The keymap and screenmap can be set by adding the following to /etc/rc.conf:

keychange="fkey_number sequence"

To see the list of available screenmaps, type ls /usr/share/syscons/scrnmaps. Do not include the .scm suffix when specifying screenmap_name. A screenmap with a corresponding mapped font is usually needed as a workaround for expanding bit 8 to bit 9 on a VGA adapter's font character matrix so that letters are moved out of the pseudographics area if the screen font uses a bit 8 column.

To see the list of available keymaps, type ls /usr/share/syscons/keymaps. When specifying the keymap_name, do not include the .kbd suffix. To test keymaps without rebooting, use kbdmap(1).

The keychange entry is usually needed to program function keys to match the selected terminal type because function key sequences cannot be defined in the keymap.

Next, set the correct console terminal type in /etc/ttys for all virtual terminal entries. Table 23.2, “Defined Terminal Types for Character Sets” summarizes the available terminal types.:

Table 23.2. Defined Terminal Types for Character Sets
Character SetTerminal Type
ISO8859-1 or ISO8859-15cons25l1
CP437 (VGA default)cons25

For languages with wide or multibyte characters, install a console for that language from the FreeBSD Ports Collection. The available ports are summarized in Table 23.3, “Available Console from Ports Collection”. Once installed, refer to the port's pkg-message or man pages for configuration and usage instructions.

Table 23.3. Available Console from Ports Collection
LanguagePort Location
Traditional Chinese (BIG-5)chinese/big5con

If moused is enabled in /etc/rc.conf, additional configuration may be required. By default, the mouse cursor of the syscons(4) driver occupies the 0xd0-0xd3 range in the character set. If the language uses this range, move the cursor's range by adding the following line to /etc/rc.conf:
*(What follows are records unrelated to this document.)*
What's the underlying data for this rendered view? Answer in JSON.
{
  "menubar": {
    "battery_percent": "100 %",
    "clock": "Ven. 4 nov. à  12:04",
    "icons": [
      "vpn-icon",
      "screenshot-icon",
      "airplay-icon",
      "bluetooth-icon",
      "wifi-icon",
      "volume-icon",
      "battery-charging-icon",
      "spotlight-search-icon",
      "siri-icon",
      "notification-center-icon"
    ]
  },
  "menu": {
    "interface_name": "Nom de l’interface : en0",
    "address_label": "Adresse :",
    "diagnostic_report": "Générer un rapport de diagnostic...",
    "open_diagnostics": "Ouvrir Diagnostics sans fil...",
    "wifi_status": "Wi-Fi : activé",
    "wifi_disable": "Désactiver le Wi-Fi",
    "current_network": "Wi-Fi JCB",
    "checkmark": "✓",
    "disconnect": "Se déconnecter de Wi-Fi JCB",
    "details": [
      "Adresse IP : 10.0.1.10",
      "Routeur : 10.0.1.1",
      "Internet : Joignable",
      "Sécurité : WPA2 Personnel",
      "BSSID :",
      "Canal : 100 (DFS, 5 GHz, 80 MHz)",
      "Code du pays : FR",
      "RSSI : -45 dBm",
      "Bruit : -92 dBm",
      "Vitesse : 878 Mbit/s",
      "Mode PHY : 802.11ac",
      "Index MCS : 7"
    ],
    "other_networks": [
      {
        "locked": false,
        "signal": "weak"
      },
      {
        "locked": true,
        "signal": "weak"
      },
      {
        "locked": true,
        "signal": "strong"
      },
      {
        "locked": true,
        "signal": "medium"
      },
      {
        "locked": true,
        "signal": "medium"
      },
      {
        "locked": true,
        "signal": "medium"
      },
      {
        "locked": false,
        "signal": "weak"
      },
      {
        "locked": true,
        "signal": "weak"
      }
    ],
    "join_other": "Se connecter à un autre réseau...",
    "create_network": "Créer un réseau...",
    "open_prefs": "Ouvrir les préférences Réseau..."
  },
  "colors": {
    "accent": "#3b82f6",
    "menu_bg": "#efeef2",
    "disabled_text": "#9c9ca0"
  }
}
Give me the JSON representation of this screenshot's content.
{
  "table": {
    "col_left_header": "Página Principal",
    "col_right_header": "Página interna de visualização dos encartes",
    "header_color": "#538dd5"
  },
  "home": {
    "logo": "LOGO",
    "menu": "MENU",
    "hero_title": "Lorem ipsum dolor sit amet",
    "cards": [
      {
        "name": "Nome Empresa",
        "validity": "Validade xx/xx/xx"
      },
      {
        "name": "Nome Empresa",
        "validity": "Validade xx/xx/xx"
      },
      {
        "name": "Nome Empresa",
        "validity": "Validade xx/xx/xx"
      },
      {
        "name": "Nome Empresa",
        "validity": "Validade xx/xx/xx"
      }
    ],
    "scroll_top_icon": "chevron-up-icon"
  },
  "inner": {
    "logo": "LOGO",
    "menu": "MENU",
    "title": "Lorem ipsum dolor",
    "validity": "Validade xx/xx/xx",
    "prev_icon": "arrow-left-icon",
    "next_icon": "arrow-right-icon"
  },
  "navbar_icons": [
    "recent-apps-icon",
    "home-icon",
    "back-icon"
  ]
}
23.2.3. Xorg Setup

Chapter 5, The X Window System describes how to install and configure Xorg. When configuring Xorg for localization, additional fonts and input methods are available from the FreeBSD Ports Collection. Application specific i18n settings such as fonts and menus can be tuned in ~/.Xresources and should allow users to view their selected language in graphical application menus.

The X Input Method (XIM) protocol is an Xorg standard for inputting non-English characters. Table 23.4, “Available Input Methods” summarizes the input method applications which are available in the FreeBSD Ports Collection. Additional Fcitx and Uim applications are also available.

All FreeBSD documents are available for download at https://download.freebsd.org/ftp/doc/

Questions that are not answered by the documentation may be sent to <freebsd-questions@FreeBSD.org>.
Send questions about this document to <freebsd-doc@FreeBSD.org>.